=== Dataset extract ===
- - - -
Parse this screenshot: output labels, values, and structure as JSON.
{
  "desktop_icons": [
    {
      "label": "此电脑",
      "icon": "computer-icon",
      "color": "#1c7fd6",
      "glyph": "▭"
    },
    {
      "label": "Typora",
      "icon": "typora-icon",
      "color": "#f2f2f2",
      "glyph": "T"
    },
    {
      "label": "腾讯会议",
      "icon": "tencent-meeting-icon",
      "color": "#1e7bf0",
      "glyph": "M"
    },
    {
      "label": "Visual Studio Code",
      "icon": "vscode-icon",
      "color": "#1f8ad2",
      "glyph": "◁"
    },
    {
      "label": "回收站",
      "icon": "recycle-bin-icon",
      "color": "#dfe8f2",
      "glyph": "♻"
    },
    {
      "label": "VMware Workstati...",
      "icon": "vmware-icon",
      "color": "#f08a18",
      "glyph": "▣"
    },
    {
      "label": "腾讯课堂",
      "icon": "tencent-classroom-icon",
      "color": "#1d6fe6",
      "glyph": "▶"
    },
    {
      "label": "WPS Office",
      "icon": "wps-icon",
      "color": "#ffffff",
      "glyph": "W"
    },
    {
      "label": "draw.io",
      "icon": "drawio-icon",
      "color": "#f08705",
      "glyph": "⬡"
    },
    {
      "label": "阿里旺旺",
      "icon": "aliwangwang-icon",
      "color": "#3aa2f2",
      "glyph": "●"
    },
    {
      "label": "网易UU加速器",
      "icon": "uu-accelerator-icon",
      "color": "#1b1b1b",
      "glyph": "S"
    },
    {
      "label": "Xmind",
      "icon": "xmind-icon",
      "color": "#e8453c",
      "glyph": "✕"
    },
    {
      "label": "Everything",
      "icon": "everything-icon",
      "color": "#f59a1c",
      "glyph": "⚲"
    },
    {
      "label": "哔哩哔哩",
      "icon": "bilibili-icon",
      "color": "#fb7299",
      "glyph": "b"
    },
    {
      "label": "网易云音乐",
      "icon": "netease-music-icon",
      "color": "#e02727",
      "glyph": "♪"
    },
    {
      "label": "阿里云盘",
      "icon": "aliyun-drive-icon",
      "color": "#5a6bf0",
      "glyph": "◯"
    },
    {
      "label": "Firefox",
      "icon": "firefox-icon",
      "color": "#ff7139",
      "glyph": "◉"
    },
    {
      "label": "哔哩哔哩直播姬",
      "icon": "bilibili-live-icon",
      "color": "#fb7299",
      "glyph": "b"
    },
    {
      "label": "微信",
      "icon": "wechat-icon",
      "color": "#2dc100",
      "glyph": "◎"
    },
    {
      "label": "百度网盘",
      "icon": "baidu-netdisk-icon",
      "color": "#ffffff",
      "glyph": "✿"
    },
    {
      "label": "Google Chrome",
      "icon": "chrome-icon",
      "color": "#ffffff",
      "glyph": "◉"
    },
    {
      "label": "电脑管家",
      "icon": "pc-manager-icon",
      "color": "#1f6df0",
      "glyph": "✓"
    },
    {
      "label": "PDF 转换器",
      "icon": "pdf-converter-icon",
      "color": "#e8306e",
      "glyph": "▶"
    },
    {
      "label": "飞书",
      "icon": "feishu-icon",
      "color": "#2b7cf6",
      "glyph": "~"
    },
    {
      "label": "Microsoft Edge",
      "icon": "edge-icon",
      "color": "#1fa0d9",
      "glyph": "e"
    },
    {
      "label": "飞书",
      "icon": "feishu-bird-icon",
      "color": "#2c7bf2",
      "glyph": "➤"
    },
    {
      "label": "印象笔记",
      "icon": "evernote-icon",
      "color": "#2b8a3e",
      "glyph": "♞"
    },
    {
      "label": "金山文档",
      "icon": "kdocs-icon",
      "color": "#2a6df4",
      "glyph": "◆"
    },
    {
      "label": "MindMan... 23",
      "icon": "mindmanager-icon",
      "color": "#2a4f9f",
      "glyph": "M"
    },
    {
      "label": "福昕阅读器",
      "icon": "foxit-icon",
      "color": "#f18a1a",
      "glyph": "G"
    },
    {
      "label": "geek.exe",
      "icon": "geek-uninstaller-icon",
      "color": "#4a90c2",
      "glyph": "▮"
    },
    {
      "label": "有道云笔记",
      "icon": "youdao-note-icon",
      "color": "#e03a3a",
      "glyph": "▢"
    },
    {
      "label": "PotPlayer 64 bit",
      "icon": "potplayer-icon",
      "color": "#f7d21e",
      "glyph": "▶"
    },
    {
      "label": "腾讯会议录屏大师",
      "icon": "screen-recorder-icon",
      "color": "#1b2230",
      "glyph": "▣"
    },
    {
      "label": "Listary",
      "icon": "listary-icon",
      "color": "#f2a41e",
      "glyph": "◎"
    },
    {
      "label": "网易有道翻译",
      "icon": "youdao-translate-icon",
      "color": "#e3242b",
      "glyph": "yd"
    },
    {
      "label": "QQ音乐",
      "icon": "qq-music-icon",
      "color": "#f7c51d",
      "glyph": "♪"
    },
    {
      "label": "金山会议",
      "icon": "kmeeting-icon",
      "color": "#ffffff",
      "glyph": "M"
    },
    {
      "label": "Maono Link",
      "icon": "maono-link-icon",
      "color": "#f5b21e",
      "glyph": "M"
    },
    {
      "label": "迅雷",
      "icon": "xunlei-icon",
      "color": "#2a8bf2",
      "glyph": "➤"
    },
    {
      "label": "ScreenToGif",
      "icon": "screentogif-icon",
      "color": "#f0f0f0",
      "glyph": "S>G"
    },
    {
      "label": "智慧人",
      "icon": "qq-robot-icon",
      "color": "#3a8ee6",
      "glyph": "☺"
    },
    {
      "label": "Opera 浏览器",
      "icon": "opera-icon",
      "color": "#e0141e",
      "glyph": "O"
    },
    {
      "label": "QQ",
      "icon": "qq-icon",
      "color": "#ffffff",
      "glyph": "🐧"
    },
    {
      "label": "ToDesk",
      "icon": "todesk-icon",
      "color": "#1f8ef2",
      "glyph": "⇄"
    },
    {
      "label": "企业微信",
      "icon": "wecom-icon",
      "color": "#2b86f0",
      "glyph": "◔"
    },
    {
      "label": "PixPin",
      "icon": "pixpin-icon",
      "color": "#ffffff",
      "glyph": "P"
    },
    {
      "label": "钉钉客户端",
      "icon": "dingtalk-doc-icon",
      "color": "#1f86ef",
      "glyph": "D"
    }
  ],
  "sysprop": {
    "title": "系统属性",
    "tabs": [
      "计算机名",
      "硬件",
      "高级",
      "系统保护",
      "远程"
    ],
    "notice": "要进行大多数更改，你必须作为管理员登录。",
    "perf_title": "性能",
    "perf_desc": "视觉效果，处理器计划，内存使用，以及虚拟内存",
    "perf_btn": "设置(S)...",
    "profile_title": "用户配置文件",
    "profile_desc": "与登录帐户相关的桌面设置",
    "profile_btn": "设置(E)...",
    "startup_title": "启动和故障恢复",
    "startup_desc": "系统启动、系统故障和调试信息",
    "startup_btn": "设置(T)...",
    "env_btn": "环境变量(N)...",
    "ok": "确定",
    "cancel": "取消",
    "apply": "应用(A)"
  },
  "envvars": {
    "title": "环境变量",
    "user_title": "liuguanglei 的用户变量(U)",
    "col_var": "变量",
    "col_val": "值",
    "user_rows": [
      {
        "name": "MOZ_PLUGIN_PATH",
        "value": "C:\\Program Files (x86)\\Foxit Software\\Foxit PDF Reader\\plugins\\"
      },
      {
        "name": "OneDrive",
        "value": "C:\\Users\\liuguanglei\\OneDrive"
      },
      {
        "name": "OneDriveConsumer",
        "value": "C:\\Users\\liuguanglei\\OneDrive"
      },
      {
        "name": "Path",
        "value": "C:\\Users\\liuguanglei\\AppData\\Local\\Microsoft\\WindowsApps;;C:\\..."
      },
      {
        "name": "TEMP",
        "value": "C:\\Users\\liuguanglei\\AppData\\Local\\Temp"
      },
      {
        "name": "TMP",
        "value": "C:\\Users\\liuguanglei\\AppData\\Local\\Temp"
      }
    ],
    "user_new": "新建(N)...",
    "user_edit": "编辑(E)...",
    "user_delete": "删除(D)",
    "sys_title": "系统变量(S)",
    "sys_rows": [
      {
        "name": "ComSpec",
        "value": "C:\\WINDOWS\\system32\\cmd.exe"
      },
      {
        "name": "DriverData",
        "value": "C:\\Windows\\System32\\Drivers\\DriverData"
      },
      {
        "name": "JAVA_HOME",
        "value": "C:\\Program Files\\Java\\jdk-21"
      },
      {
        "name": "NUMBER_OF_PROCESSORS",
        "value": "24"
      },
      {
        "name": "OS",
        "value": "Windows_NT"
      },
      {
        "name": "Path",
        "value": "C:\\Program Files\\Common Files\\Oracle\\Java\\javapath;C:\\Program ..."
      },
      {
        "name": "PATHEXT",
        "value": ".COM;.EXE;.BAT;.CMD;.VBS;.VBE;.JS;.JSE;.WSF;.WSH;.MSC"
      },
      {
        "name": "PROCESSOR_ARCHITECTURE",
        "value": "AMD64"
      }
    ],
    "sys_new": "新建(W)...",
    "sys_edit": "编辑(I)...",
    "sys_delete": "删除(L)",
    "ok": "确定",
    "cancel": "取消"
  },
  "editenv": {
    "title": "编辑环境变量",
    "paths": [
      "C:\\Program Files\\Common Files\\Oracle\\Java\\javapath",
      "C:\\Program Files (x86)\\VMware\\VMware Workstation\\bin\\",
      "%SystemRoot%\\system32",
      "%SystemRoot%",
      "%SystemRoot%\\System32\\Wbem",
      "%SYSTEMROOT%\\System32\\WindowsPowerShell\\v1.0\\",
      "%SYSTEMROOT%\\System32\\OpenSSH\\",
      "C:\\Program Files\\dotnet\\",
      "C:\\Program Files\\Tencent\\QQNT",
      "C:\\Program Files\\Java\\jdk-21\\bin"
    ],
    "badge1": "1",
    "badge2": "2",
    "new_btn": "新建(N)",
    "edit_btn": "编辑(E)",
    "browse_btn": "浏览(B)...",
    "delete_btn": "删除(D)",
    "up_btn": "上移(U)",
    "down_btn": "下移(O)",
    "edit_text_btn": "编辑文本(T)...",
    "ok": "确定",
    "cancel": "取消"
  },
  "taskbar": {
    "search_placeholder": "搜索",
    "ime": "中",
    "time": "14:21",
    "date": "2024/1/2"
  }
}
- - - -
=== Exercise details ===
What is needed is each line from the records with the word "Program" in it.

=== Response to the task ===
        "value": "C:\\Program Files (x86)\\Foxit Software\\Foxit PDF Reader\\plugins\\"
        "value": "C:\\Program Files\\Java\\jdk-21"
        "value": "C:\\Program Files\\Common Files\\Oracle\\Java\\javapath;C:\\Program ..."
      "C:\\Program Files\\Common Files\\Oracle\\Java\\javapath",
      "C:\\Program Files (x86)\\VMware\\VMware Workstation\\bin\\",
      "C:\\Program Files\\dotnet\\",
      "C:\\Program Files\\Tencent\\QQNT",
      "C:\\Program Files\\Java\\jdk-21\\bin"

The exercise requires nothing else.